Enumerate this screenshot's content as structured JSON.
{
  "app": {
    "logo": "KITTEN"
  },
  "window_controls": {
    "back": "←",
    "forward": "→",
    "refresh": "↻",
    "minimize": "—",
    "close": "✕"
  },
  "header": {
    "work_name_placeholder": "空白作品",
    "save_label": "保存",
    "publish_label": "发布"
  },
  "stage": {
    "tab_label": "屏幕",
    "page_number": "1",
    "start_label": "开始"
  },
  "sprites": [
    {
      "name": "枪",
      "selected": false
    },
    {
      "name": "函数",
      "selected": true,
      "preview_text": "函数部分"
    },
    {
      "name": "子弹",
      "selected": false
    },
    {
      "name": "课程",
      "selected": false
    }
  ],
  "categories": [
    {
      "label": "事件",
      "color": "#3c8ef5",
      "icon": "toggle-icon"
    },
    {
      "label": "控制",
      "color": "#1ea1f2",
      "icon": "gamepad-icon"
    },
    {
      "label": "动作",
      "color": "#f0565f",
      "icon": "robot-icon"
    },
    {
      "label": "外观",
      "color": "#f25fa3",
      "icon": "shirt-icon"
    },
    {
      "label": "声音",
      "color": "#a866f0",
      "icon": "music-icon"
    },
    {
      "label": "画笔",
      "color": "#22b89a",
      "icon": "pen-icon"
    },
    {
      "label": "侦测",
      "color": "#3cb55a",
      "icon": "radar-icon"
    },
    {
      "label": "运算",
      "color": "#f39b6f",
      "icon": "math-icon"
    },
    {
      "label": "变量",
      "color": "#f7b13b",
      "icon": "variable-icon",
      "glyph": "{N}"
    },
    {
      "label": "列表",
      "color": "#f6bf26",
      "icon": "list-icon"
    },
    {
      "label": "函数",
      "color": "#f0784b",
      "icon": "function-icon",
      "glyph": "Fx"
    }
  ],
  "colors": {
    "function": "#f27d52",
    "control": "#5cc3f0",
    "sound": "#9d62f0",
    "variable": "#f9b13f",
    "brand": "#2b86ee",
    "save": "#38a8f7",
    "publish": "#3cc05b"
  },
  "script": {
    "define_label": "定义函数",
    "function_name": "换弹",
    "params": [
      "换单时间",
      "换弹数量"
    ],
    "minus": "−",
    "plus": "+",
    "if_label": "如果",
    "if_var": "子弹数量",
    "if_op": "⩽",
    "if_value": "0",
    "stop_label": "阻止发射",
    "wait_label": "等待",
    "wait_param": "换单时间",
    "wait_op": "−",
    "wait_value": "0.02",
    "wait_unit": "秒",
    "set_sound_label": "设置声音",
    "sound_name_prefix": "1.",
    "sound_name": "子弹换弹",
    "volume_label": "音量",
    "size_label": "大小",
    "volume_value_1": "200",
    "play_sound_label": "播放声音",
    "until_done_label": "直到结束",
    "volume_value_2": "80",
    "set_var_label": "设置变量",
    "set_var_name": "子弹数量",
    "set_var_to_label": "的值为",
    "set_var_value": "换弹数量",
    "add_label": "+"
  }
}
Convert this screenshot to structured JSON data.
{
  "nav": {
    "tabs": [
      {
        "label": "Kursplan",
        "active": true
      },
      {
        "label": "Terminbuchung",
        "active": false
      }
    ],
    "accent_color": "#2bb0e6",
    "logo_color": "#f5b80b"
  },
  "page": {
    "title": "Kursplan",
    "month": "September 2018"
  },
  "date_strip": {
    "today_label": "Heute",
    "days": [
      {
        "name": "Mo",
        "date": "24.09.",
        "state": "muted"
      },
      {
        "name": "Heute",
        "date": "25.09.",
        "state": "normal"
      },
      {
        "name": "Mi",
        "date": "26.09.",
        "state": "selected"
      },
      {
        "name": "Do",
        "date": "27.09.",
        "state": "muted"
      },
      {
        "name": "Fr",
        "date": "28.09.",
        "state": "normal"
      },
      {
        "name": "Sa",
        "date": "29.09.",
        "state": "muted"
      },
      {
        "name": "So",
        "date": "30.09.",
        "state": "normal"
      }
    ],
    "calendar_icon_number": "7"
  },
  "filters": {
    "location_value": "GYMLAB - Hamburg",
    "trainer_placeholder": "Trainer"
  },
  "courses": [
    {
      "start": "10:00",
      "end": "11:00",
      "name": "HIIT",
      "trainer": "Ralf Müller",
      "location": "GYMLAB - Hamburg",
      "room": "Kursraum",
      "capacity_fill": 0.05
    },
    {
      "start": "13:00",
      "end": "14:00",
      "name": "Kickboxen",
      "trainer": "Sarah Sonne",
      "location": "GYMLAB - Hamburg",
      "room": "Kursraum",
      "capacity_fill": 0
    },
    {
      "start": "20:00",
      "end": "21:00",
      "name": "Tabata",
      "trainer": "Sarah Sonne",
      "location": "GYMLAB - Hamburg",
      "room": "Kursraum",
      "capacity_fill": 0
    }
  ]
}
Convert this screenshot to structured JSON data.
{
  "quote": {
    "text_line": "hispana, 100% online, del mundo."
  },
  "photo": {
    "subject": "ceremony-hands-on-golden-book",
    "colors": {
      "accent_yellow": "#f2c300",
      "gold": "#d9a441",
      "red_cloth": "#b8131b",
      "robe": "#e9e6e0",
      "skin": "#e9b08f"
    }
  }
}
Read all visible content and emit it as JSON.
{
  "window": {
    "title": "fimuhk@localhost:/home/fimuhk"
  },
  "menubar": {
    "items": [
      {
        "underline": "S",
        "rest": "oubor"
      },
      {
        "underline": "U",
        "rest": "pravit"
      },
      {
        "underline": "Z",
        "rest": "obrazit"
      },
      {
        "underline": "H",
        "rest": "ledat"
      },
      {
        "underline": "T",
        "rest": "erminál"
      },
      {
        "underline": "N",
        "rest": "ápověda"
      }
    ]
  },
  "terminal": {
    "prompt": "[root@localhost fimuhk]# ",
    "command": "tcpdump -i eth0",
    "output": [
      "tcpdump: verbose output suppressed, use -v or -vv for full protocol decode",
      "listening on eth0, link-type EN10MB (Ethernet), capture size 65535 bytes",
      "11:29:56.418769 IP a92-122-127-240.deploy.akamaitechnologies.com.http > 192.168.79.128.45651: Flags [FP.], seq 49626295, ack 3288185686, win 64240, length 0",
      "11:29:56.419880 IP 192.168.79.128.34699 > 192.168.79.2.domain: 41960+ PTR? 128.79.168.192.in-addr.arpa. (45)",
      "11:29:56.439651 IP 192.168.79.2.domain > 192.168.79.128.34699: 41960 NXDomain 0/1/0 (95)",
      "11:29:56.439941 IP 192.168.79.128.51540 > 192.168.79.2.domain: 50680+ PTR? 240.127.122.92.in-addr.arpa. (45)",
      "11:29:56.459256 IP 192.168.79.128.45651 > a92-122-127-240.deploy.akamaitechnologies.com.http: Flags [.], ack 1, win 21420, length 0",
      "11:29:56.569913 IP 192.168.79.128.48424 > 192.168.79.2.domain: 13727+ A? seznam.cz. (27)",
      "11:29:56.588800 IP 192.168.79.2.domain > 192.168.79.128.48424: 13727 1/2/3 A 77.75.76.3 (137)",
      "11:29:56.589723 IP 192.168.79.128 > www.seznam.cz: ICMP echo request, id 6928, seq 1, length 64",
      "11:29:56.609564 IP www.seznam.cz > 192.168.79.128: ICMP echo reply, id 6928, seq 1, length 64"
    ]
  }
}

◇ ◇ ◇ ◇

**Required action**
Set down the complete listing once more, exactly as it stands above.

**Response to this task**
Enumerate this screenshot's content as structured JSON.
{
  "app": {
    "logo": "KITTEN"
  },
  "window_controls": {
    "back": "←",
    "forward": "→",
    "refresh": "↻",
    "minimize": "—",
    "close": "✕"
  },
  "header": {
    "work_name_placeholder": "空白作品",
    "save_label": "保存",
    "publish_label": "发布"
  },
  "stage": {
    "tab_label": "屏幕",
    "page_number": "1",
    "start_label": "开始"
  },
  "sprites": [
    {
      "name": "枪",
      "selected": false
    },
    {
      "name": "函数",
      "selected": true,
      "preview_text": "函数部分"
    },
    {
      "name": "子弹",
      "selected": false
    },
    {
      "name": "课程",
      "selected": false
    }
  ],
  "categories": [
    {
      "label": "事件",
      "color": "#3c8ef5",
      "icon": "toggle-icon"
    },
    {
      "label": "控制",
      "color": "#1ea1f2",
      "icon": "gamepad-icon"
    },
    {
      "label": "动作",
      "color": "#f0565f",
      "icon": "robot-icon"
    },
    {
      "label": "外观",
      "color": "#f25fa3",
      "icon": "shirt-icon"
    },
    {
      "label": "声音",
      "color": "#a866f0",
      "icon": "music-icon"
    },
    {
      "label": "画笔",
      "color": "#22b89a",
      "icon": "pen-icon"
    },
    {
      "label": "侦测",
      "color": "#3cb55a",
      "icon": "radar-icon"
    },
    {
      "label": "运算",
      "color": "#f39b6f",
      "icon": "math-icon"
    },
    {
      "label": "变量",
      "color": "#f7b13b",
      "icon": "variable-icon",
      "glyph": "{N}"
    },
    {
      "label": "列表",
      "color": "#f6bf26",
      "icon": "list-icon"
    },
    {
      "label": "函数",
      "color": "#f0784b",
      "icon": "function-icon",
      "glyph": "Fx"
    }
  ],
  "colors": {
    "function": "#f27d52",
    "control": "#5cc3f0",
    "sound": "#9d62f0",
    "variable": "#f9b13f",
    "brand": "#2b86ee",
    "save": "#38a8f7",
    "publish": "#3cc05b"
  },
  "script": {
    "define_label": "定义函数",
    "function_name": "换弹",
    "params": [
      "换单时间",
      "换弹数量"
    ],
    "minus": "−",
    "plus": "+",
    "if_label": "如果",
    "if_var": "子弹数量",
    "if_op": "⩽",
    "if_value": "0",
    "stop_label": "阻止发射",
    "wait_label": "等待",
    "wait_param": "换单时间",
    "wait_op": "−",
    "wait_value": "0.02",
    "wait_unit": "秒",
    "set_sound_label": "设置声音",
    "sound_name_prefix": "1.",
    "sound_name": "子弹换弹",
    "volume_label": "音量",
    "size_label": "大小",
    "volume_value_1": "200",
    "play_sound_label": "播放声音",
    "until_done_label": "直到结束",
    "volume_value_2": "80",
    "set_var_label": "设置变量",
    "set_var_name": "子弹数量",
    "set_var_to_label": "的值为",
    "set_var_value": "换弹数量",
    "add_label": "+"
  }
}
Convert this screenshot to structured JSON data.
{
  "nav": {
    "tabs": [
      {
        "label": "Kursplan",
        "active": true
      },
      {
        "label": "Terminbuchung",
        "active": false
      }
    ],
    "accent_color": "#2bb0e6",
    "logo_color": "#f5b80b"
  },
  "page": {
    "title": "Kursplan",
    "month": "September 2018"
  },
  "date_strip": {
    "today_label": "Heute",
    "days": [
      {
        "name": "Mo",
        "date": "24.09.",
        "state": "muted"
      },
      {
        "name": "Heute",
        "date": "25.09.",
        "state": "normal"
      },
      {
        "name": "Mi",
        "date": "26.09.",
        "state": "selected"
      },
      {
        "name": "Do",
        "date": "27.09.",
        "state": "muted"
      },
      {
        "name": "Fr",
        "date": "28.09.",
        "state": "normal"
      },
      {
        "name": "Sa",
        "date": "29.09.",
        "state": "muted"
      },
      {
        "name": "So",
        "date": "30.09.",
        "state": "normal"
      }
    ],
    "calendar_icon_number": "7"
  },
  "filters": {
    "location_value": "GYMLAB - Hamburg",
    "trainer_placeholder": "Trainer"
  },
  "courses": [
    {
      "start": "10:00",
      "end": "11:00",
      "name": "HIIT",
      "trainer": "Ralf Müller",
      "location": "GYMLAB - Hamburg",
      "room": "Kursraum",
      "capacity_fill": 0.05
    },
    {
      "start": "13:00",
      "end": "14:00",
      "name": "Kickboxen",
      "trainer": "Sarah Sonne",
      "location": "GYMLAB - Hamburg",
      "room": "Kursraum",
      "capacity_fill": 0
    },
    {
      "start": "20:00",
      "end": "21:00",
      "name": "Tabata",
      "trainer": "Sarah Sonne",
      "location": "GYMLAB - Hamburg",
      "room": "Kursraum",
      "capacity_fill": 0
    }
  ]
}
Convert this screenshot to structured JSON data.
{
  "quote": {
    "text_line": "hispana, 100% online, del mundo."
  },
  "photo": {
    "subject": "ceremony-hands-on-golden-book",
    "colors": {
      "accent_yellow": "#f2c300",
      "gold": "#d9a441",
      "red_cloth": "#b8131b",
      "robe": "#e9e6e0",
      "skin": "#e9b08f"
    }
  }
}
Read all visible content and emit it as JSON.
{
  "window": {
    "title": "fimuhk@localhost:/home/fimuhk"
  },
  "menubar": {
    "items": [
      {
        "underline": "S",
        "rest": "oubor"
      },
      {
        "underline": "U",
        "rest": "pravit"
      },
      {
        "underline": "Z",
        "rest": "obrazit"
      },
      {
        "underline": "H",
        "rest": "ledat"
      },
      {
        "underline": "T",
        "rest": "erminál"
      },
      {
        "underline": "N",
        "rest": "ápověda"
      }
    ]
  },
  "terminal": {
    "prompt": "[root@localhost fimuhk]# ",
    "command": "tcpdump -i eth0",
    "output": [
      "tcpdump: verbose output suppressed, use -v or -vv for full protocol decode",
      "listening on eth0, link-type EN10MB (Ethernet), capture size 65535 bytes",
      "11:29:56.418769 IP a92-122-127-240.deploy.akamaitechnologies.com.http > 192.168.79.128.45651: Flags [FP.], seq 49626295, ack 3288185686, win 64240, length 0",
      "11:29:56.419880 IP 192.168.79.128.34699 > 192.168.79.2.domain: 41960+ PTR? 128.79.168.192.in-addr.arpa. (45)",
      "11:29:56.439651 IP 192.168.79.2.domain > 192.168.79.128.34699: 41960 NXDomain 0/1/0 (95)",
      "11:29:56.439941 IP 192.168.79.128.51540 > 192.168.79.2.domain: 50680+ PTR? 240.127.122.92.in-addr.arpa. (45)",
      "11:29:56.459256 IP 192.168.79.128.45651 > a92-122-127-240.deploy.akamaitechnologies.com.http: Flags [.], ack 1, win 21420, length 0",
      "11:29:56.569913 IP 192.168.79.128.48424 > 192.168.79.2.domain: 13727+ A? seznam.cz. (27)",
      "11:29:56.588800 IP 192.168.79.2.domain > 192.168.79.128.48424: 13727 1/2/3 A 77.75.76.3 (137)",
      "11:29:56.589723 IP 192.168.79.128 > www.seznam.cz: ICMP echo request, id 6928, seq 1, length 64",
      "11:29:56.609564 IP www.seznam.cz > 192.168.79.128: ICMP echo reply, id 6928, seq 1, length 64"
    ]
  }
}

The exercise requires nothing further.